But the scene was pretty interesting, too. Here, for once, was an instance where nudity was not used in Thrones to titillate, but to stress Cersei’s vulnerability and humanity. Her hair being shorn shares echoes with Sampson: Both derived power from their hair—he strength, she beauty. Through four books and five seasons, Cersei has done her best to separate herself from the masses, acting almost like a goddess living among mortals. Her humiliating walk revealed her mortality to the kingdom. Her suffering felt real.
And in a twisted way, it reminded me of Jesus’ own painful, humiliating walk through the streets of Jerusalem on the way to his crucifixion.
Cersei is no Christ figure. Those familiar with the books or show know that she’s a terrible human being. The sins for which she was punished only scratch the surface of her long list of crimes. Most regular viewers or readers, I’d imagine, hope that the Queen Regent will meet, in the end, some terminal justice.But the humiliation that Cersei suffered during her Walk of Shame seemed, somehow, worse than death.

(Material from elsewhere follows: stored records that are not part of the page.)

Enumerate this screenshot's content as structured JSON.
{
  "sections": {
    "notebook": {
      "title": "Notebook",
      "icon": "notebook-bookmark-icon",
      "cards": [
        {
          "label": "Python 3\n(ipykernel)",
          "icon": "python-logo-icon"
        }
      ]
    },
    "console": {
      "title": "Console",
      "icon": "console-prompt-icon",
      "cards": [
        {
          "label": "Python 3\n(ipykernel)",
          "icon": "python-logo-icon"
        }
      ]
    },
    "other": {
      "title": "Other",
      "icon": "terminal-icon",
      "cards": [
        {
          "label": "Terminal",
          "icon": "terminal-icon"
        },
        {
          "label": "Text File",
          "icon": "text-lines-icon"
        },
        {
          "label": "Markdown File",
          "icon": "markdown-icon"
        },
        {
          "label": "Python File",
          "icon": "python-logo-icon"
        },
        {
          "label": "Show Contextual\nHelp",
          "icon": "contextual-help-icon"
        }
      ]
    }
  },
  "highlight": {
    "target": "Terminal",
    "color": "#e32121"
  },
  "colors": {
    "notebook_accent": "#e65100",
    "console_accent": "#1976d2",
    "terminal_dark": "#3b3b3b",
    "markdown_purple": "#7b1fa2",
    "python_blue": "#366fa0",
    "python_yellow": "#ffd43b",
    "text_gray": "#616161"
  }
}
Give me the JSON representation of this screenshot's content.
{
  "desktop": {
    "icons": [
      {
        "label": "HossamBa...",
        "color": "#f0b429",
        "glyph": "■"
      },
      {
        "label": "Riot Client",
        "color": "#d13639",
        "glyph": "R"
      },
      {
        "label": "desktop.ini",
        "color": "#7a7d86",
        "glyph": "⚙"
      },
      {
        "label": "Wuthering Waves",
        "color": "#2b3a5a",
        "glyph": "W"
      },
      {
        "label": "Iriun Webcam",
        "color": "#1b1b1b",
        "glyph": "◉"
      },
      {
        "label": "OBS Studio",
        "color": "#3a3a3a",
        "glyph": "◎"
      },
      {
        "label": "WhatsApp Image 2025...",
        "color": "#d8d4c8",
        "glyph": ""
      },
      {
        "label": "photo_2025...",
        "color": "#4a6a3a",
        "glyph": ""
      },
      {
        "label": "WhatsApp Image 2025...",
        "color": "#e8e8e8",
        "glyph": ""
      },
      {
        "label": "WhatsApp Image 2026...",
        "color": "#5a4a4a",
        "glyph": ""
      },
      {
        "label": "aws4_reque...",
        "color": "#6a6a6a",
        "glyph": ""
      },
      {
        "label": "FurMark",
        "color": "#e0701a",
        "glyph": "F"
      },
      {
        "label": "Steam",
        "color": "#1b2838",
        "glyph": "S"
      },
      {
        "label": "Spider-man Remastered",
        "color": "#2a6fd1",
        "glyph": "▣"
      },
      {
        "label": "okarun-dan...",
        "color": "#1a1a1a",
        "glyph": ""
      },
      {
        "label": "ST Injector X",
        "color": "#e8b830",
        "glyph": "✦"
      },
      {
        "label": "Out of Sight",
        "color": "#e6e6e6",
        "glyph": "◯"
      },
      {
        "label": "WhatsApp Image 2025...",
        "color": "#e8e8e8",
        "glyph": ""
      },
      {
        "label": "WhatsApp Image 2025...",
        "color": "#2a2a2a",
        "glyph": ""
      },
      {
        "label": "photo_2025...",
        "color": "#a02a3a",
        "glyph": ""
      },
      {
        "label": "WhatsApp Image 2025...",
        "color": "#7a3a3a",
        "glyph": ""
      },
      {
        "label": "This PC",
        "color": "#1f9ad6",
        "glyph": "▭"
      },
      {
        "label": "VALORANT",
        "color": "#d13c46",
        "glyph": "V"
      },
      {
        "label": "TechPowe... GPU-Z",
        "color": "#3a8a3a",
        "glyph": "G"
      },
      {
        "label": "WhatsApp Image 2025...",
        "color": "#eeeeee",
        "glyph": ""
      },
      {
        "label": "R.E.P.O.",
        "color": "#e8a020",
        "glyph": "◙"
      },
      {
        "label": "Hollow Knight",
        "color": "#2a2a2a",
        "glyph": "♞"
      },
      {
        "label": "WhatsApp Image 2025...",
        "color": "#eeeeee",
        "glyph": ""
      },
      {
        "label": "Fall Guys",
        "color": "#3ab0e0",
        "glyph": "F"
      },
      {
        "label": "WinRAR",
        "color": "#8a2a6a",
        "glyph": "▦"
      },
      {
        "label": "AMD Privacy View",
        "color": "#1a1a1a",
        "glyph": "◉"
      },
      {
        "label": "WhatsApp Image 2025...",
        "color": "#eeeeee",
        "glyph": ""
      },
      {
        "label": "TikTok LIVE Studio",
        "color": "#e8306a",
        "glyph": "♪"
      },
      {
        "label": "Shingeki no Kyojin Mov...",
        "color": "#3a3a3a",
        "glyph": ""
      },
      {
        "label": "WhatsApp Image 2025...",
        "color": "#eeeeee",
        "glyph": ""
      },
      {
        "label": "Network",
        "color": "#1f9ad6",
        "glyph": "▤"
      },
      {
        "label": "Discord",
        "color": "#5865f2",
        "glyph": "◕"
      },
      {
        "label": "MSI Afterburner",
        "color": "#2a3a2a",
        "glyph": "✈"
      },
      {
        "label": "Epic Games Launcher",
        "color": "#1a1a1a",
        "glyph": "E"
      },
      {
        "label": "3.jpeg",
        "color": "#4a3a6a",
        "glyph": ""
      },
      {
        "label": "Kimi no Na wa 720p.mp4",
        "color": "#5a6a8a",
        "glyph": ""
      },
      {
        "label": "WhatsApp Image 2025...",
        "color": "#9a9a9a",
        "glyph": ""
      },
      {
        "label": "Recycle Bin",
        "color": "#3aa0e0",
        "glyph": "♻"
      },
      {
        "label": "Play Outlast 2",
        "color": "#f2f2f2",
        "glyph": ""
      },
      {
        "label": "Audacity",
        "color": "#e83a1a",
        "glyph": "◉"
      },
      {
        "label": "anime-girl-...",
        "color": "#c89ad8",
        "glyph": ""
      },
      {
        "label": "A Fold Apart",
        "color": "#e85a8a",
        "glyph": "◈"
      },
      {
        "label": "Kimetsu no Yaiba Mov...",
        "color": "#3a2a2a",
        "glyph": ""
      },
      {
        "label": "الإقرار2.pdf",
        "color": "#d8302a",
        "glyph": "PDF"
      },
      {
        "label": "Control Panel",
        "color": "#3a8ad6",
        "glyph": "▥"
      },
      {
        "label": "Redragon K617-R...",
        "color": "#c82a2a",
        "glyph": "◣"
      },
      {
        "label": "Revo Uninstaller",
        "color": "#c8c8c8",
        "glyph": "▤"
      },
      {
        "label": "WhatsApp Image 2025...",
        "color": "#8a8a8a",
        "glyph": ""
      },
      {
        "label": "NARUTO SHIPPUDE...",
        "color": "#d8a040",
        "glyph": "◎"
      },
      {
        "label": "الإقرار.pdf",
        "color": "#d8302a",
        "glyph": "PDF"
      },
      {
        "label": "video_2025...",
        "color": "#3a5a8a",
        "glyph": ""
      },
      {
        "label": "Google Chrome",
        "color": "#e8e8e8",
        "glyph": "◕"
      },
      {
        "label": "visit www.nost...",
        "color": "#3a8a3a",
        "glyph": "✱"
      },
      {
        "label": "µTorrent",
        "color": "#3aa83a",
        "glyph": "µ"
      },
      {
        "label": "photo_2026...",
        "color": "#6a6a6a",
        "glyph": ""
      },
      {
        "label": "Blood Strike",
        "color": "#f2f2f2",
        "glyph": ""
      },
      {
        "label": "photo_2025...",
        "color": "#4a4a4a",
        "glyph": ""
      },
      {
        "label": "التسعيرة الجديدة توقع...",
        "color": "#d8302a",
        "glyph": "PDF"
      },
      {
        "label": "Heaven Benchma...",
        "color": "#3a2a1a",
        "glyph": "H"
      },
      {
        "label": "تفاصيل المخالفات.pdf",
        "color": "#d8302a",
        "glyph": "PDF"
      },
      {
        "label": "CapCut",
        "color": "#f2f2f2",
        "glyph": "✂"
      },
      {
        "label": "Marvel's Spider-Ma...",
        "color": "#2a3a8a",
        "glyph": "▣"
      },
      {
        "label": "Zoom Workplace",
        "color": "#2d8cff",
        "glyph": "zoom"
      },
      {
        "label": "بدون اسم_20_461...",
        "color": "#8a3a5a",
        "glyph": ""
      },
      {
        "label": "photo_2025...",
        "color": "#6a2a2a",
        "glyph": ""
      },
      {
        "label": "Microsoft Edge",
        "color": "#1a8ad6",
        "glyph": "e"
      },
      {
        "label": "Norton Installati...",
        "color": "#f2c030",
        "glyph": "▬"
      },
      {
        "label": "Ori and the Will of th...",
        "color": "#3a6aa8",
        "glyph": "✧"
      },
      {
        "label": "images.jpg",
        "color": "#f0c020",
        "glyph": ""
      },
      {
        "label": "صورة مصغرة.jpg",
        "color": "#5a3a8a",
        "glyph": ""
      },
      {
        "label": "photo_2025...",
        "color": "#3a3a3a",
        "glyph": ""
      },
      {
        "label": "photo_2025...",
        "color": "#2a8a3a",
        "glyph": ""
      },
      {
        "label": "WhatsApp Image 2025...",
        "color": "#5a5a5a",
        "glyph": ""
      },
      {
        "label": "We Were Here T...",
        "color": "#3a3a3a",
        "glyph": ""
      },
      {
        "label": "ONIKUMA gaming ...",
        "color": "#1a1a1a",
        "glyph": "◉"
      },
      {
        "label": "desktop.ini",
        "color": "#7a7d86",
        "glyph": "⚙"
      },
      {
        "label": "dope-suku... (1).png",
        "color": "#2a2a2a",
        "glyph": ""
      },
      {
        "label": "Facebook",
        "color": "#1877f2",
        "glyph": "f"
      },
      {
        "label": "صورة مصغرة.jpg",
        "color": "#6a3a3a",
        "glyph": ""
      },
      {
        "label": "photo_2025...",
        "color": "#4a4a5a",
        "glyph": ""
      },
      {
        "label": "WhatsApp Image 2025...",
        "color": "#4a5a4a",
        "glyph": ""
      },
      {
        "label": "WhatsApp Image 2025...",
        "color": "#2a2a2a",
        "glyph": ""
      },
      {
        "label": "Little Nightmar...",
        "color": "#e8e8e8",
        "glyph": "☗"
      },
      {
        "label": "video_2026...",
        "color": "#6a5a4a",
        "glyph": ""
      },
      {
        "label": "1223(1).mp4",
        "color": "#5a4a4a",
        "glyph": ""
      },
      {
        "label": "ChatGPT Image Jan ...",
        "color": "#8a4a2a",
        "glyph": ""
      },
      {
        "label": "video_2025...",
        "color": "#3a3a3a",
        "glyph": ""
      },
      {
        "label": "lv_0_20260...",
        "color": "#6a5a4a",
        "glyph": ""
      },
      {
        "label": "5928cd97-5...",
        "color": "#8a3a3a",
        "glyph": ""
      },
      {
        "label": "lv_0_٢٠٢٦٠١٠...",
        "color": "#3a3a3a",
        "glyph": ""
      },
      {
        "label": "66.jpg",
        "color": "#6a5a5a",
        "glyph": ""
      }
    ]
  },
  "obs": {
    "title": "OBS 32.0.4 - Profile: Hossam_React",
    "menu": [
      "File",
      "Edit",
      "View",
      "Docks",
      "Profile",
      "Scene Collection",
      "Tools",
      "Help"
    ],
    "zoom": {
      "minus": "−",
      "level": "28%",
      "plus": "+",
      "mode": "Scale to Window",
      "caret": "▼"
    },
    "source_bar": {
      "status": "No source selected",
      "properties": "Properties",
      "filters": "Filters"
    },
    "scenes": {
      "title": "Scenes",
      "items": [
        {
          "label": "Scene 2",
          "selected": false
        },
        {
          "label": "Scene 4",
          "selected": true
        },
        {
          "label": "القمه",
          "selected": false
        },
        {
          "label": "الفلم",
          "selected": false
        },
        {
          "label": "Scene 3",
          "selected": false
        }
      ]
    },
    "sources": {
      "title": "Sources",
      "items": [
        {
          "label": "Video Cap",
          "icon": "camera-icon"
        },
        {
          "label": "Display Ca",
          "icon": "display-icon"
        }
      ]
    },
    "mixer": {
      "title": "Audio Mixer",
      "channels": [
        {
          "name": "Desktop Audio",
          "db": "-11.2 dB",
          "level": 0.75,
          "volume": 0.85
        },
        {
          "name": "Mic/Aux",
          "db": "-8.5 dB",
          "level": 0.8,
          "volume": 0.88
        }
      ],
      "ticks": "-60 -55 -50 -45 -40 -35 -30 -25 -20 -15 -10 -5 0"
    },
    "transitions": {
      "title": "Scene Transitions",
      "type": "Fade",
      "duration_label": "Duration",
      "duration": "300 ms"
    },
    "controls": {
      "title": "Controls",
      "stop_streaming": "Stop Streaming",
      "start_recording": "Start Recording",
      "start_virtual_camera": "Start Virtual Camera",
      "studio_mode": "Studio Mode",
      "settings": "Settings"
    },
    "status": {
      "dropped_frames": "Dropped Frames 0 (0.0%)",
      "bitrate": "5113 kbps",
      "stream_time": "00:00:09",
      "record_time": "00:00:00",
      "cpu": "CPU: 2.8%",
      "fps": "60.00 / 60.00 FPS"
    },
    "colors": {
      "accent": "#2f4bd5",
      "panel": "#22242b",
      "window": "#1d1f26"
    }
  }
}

“They’re trying to shame her,” Game of Thrones showrunner David Benioff told Entertainment Weekly. “They’re trying to humiliate her as much as they possibly can. It’s supposed to be like a scene from a nightmare.”
Lena Headey, who plays Cersei, said, “I can’t even imagine people wanting your blood. Cersei has done wrong, but she doesn’t really deserve this.”
She doesn’t really deserve this. If anyone deserves such humiliation, it would be Cersei. Yet how many people rooting for Cersei to suffer an ignominious death long for her to be rescued from this walk of humiliation? And how much more unfair is it that Jesus—who was literally without sin—suffered through His own humiliating Walk of Shame?
Cersei may have imagined herself a goddess, but Jesus really was God. And yet He was mocked. Jeered. Humiliated in every conceivable way. Jewish law required that He be stripped naked before being crucified. The whole experience was meant to shame Christ—and to definitively reveal to Jerusalem that He was no king, no God. He was a man. And as a man, He would surely die.
Much attention is paid to Jesus’ physical torture and death, and I get that. But I sometimes forget just how painful the walk must’ve been on an emotional level, too—something of which Cersei’s scene helped remind me. Jesus didn’t just suffer physically. He was humiliated. I think the Bible wants us to understand Jesus’ humiliation, to feel how He was mocked and jeered, to fully grasp His humanity in order to more fully marvel at His divinity. The Bible revels in the paradox.
Jesus suffered through the humiliations of Cersei and much, much more—and blamelessly so—for us.